* _Problem details_:
Whenever a line in the records below holds the string "color", include it in the count, and state the number alone.

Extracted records
┄┄┄┄┄┄┄┄┄┄

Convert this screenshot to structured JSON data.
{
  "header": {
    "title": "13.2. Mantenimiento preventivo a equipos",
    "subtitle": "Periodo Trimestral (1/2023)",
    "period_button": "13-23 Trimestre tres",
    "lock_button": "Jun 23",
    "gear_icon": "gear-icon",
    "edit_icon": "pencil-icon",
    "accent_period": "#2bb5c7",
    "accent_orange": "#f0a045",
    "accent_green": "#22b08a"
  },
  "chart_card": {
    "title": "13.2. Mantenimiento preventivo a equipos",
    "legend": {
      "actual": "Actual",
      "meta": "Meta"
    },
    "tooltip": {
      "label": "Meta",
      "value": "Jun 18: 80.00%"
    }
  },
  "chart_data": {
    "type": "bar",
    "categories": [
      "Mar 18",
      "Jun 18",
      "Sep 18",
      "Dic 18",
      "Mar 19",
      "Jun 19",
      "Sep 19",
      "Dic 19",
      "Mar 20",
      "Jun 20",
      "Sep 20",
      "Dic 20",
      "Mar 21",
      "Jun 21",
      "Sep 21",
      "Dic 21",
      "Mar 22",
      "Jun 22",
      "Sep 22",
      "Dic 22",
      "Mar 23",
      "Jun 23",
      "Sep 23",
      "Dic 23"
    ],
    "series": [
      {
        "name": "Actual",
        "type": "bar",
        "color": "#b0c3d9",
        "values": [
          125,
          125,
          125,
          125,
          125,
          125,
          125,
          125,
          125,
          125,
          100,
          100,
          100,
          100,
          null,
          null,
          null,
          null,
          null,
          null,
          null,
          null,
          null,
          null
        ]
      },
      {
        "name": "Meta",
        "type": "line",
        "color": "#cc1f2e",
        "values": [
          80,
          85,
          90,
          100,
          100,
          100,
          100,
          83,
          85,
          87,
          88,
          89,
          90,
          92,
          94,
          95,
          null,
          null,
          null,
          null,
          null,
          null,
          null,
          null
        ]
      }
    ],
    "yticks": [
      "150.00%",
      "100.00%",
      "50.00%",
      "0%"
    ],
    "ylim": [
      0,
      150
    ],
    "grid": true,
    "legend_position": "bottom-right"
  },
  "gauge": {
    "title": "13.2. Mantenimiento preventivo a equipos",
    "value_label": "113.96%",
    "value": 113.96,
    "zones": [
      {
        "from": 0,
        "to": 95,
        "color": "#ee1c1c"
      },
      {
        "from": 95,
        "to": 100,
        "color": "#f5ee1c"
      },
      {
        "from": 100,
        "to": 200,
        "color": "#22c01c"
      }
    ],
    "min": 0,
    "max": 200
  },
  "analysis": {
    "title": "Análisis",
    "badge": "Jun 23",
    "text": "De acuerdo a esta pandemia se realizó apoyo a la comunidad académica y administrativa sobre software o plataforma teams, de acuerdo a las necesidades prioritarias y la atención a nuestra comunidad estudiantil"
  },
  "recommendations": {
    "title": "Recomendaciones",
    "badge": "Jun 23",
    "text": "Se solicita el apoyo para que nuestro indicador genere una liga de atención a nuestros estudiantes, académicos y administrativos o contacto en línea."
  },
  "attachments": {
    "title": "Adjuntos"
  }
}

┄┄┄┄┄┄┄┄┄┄

* _The answer_:
5